Moreover, since 2006, NREGS has created another two million such structures with storage capacity of 523 million cu. m that must have harvested enough water from the last two normal monsoons. And to make things easier for small farmers, NREGS has treated 10 million hectares (ha) of drought-prone farmland in the last three years. Ideally, the country should celebrate such a time in history.
NREGS was conceived in 2005 to render Indian villages drought-proof, reduce farm distress and usher in rural prosperity using the precious capital of human labour. Each of the water structures created—the rate of which is historic compared with other public wage programmes in the past—is an effective economic instrument for the small farmers who account for close to 20% of gross domestic product.
So an inevitable question is: Why have these structures not averted the drought of 2009? Rather, the current drought is turning out to be the fourth severest drought of the last century. The government’s reaction is usual: mount emergency relief as we have been doing for at least a hundred years.
It isn’t that NREGS has not helped. The fact is that a substantial number of farmers have sailed through the deficit monsoon using NREGS structures. NREGS is the cheapest irrigation mode for the government, costing one-tenth of the current average of Rs1.5 lakh per ha of irrigation. It means NREGS has the potential not only to make the country drought-proof, but also to do it at least cost.
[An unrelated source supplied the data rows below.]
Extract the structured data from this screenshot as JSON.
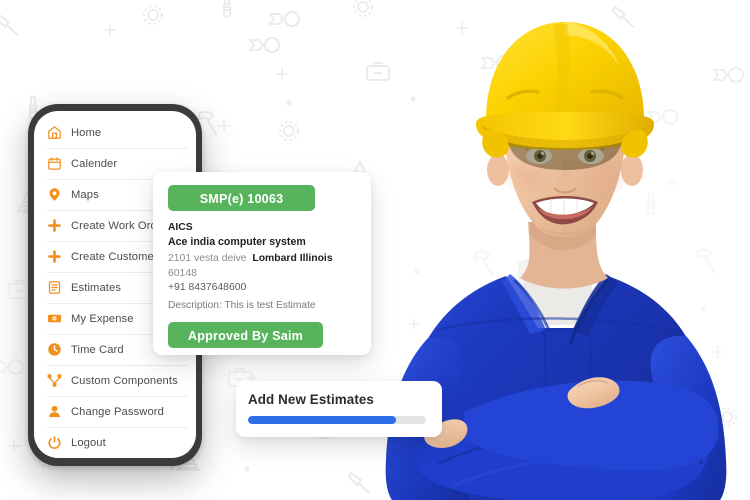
{
  "background": {
    "base_color": "#ffffff",
    "pattern_stroke": "#ebebeb",
    "pattern_icons": [
      "wrench-icon",
      "hammer-icon",
      "screwdriver-icon",
      "traffic-cone-icon",
      "paint-brush-icon",
      "toolbox-icon",
      "gear-icon",
      "plus-spark-icon",
      "dot-icon"
    ]
  },
  "phone": {
    "frame_color": "#3b3b3b",
    "screen_color": "#ffffff",
    "menu": {
      "accent_color": "#f2901f",
      "text_color": "#4c4c4c",
      "items": [
        {
          "label": "Home",
          "icon": "home-icon"
        },
        {
          "label": "Calender",
          "icon": "calendar-icon"
        },
        {
          "label": "Maps",
          "icon": "map-pin-icon"
        },
        {
          "label": "Create Work Order",
          "icon": "plus-icon"
        },
        {
          "label": "Create Customer",
          "icon": "plus-icon"
        },
        {
          "label": "Estimates",
          "icon": "document-icon"
        },
        {
          "label": "My Expense",
          "icon": "money-icon"
        },
        {
          "label": "Time Card",
          "icon": "clock-icon"
        },
        {
          "label": "Custom Components",
          "icon": "components-icon"
        },
        {
          "label": "Change Password",
          "icon": "user-icon"
        },
        {
          "label": "Logout",
          "icon": "power-icon"
        }
      ]
    }
  },
  "estimate_card": {
    "status_button": "SMP(e) 10063",
    "company_code": "AICS",
    "company_name": "Ace india computer system",
    "address_line1": "2101 vesta deive",
    "address_city": "Lombard Illinois",
    "address_zip": "60148",
    "phone": "+91 8437648600",
    "description": "Description: This is test Estimate",
    "approve_button": "Approved By Saim",
    "green_color": "#58b45c"
  },
  "add_estimates_card": {
    "title": "Add New Estimates",
    "progress_percent": 83,
    "progress_fill_color": "#2e6fe8",
    "progress_track_color": "#e3e3e5"
  },
  "worker": {
    "alt": "smiling construction worker with yellow hard hat and blue coveralls, arms crossed",
    "helmet_color": "#f7d000",
    "uniform_color": "#1b3fc4"
  }
}
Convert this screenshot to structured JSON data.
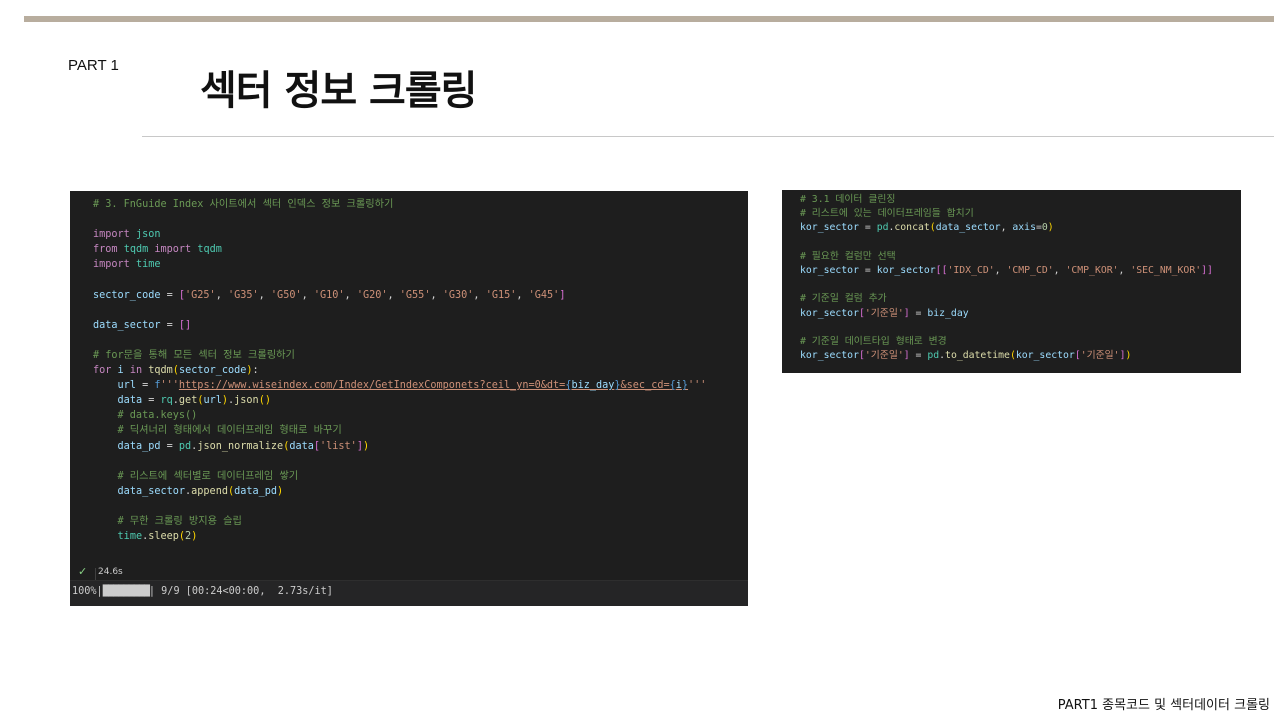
{
  "slide": {
    "part_label": "PART 1",
    "title": "섹터 정보 크롤링",
    "footer": "PART1 종목코드 및 섹터데이터 크롤링"
  },
  "cell_a": {
    "lines": [
      "# 3. FnGuide Index 사이트에서 섹터 인덱스 정보 크롤링하기",
      "",
      "import json",
      "from tqdm import tqdm",
      "import time",
      "",
      "sector_code = ['G25', 'G35', 'G50', 'G10', 'G20', 'G55', 'G30', 'G15', 'G45']",
      "",
      "data_sector = []",
      "",
      "# for문을 통해 모든 섹터 정보 크롤링하기",
      "for i in tqdm(sector_code):",
      "    url = f'''https://www.wiseindex.com/Index/GetIndexComponets?ceil_yn=0&dt={biz_day}&sec_cd={i}'''",
      "    data = rq.get(url).json()",
      "    # data.keys()",
      "    # 딕셔너리 형태에서 데이터프레임 형태로 바꾸기",
      "    data_pd = pd.json_normalize(data['list'])",
      "",
      "    # 리스트에 섹터별로 데이터프레임 쌓기",
      "    data_sector.append(data_pd)",
      "",
      "    # 무한 크롤링 방지용 슬립",
      "    time.sleep(2)"
    ],
    "status_icon": "check-icon",
    "elapsed": "24.6s",
    "progress": {
      "percent_label": "100%",
      "fraction": 1.0,
      "bar": "█████████",
      "count": "9/9",
      "timing": "[00:24<00:00,  2.73s/it]"
    }
  },
  "cell_b": {
    "lines": [
      "# 3.1 데이터 클린징",
      "# 리스트에 있는 데이터프레임들 합치기",
      "kor_sector = pd.concat(data_sector, axis=0)",
      "",
      "# 필요한 컬럼만 선택",
      "kor_sector = kor_sector[['IDX_CD', 'CMP_CD', 'CMP_KOR', 'SEC_NM_KOR']]",
      "",
      "# 기준일 컬럼 추가",
      "kor_sector['기준일'] = biz_day",
      "",
      "# 기준일 데이트타입 형태로 변경",
      "kor_sector['기준일'] = pd.to_datetime(kor_sector['기준일'])"
    ]
  },
  "colors": {
    "top_bar": "#b8ad9e",
    "code_bg": "#1e1e1e",
    "comment": "#6a9955",
    "keyword": "#c586c0",
    "string": "#ce9178",
    "variable": "#9cdcfe",
    "function": "#dcdcaa",
    "success": "#89d185"
  }
}
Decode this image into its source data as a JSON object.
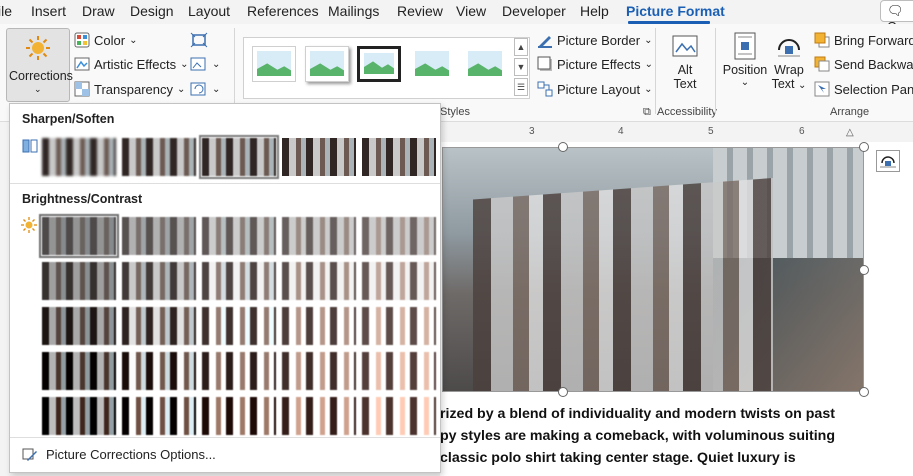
{
  "tabs": {
    "items": [
      "ile",
      "Insert",
      "Draw",
      "Design",
      "Layout",
      "References",
      "Mailings",
      "Review",
      "View",
      "Developer",
      "Help",
      "Picture Format"
    ],
    "active": "Picture Format",
    "comments_label": "Co"
  },
  "ribbon": {
    "adjust": {
      "corrections_label": "Corrections",
      "color_label": "Color",
      "artistic_label": "Artistic Effects",
      "transparency_label": "Transparency"
    },
    "styles": {
      "group_label": "Picture Styles",
      "group_label_visible": "Styles",
      "border_label": "Picture Border",
      "effects_label": "Picture Effects",
      "layout_label": "Picture Layout"
    },
    "accessibility": {
      "alt_text_label_1": "Alt",
      "alt_text_label_2": "Text",
      "group_label": "Accessibility"
    },
    "arrange": {
      "position_label": "Position",
      "wrap_label_1": "Wrap",
      "wrap_label_2": "Text",
      "bring_forward_label": "Bring Forward",
      "send_backward_label": "Send Backward",
      "selection_pane_label": "Selection Pane",
      "group_label": "Arrange"
    }
  },
  "ruler": {
    "marks": [
      "3",
      "4",
      "5",
      "6"
    ]
  },
  "corrections_menu": {
    "sharpen_title": "Sharpen/Soften",
    "brightness_title": "Brightness/Contrast",
    "footer_label": "Picture Corrections Options...",
    "sharpen_count": 5,
    "sharpen_selected_index": 2,
    "brightness_rows": 5,
    "brightness_cols": 5,
    "brightness_selected": [
      0,
      0
    ]
  },
  "document": {
    "lines": [
      "rized by a blend of individuality and modern twists on past",
      "py styles are making a comeback, with voluminous suiting",
      "classic polo shirt taking center stage. Quiet luxury is"
    ]
  },
  "colors": {
    "accent": "#1a5fb4",
    "ribbon_bg": "#f9f9f9",
    "selected_outline": "#8a8a8a"
  }
}
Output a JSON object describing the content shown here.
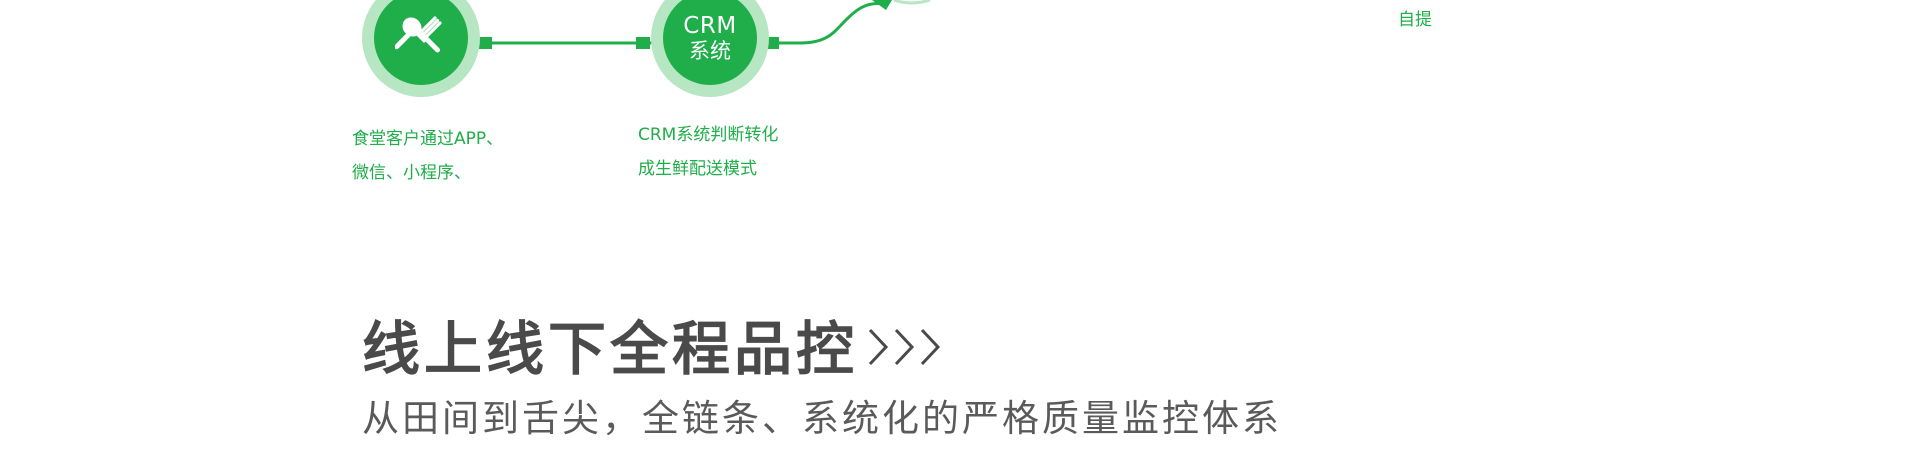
{
  "flow": {
    "nodes": [
      {
        "icon": "utensils-icon",
        "caption_lines": [
          "食堂客户通过APP、",
          "微信、小程序、"
        ]
      },
      {
        "title_top": "CRM",
        "title_bottom": "系统",
        "caption_lines": [
          "CRM系统判断转化",
          "成生鲜配送模式"
        ]
      }
    ],
    "corner_label": "自提"
  },
  "section": {
    "title": "线上线下全程品控",
    "chevrons_icon": "triple-chevron-right-icon",
    "subtitle": "从田间到舌尖，全链条、系统化的严格质量监控体系"
  },
  "colors": {
    "brand_green": "#1fae4a",
    "halo_green": "#b7e6c3",
    "title_gray": "#4a4a4a",
    "subtitle_gray": "#5a5a5a"
  }
}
But a closer look at the government data still shows how we lost this opportunity. First, out of the total works created, the average of the last three years shows that at least 50% have not been completed or have been abandoned halfway. As of 28 August, only 16% of water conservation and less than 10% of drought-proofing works have been completed. We have wasted close to one million water harvesting structures which would have been useful in averting the drought by retaining surplus water from the last two normal monsoons as well as by retaining flowing water from the current monsoon.
In fact, a district-wise assessment shows that a majority of the drought-prone districts have a large number of water conservation works pending completion. Take Anantapur district of Andhra Pradesh, a chronic drought-prone district from where NREGS was, in fact, first launched. In 2009, it only completed 29 drought-proofing works out of the total 7,981 undertaken in this district in the last five months.
Second, most of the structures created in the last three years don’t have any concrete plan for maintenance and operation. This means those which could be completed have not been maintained well enough to be effective. Third, a handful of five states account for close to 90% of such works, thus not making water conservation a countrywide priority. This despite the fact that 68% of net sown areas of the country are drought-prone.
After the severe drought of 2002, both the Union and state governments realized that drought is not a rainfall disaster, but a condition created more out of mismanagement of rainfall. NREGS is a creative formalization of that realization. It will be a criminal oversight if we let this remain unrealized.
Richard Mahapatra is a Delhi-based development writer. Comment at firstname.lastname@example.org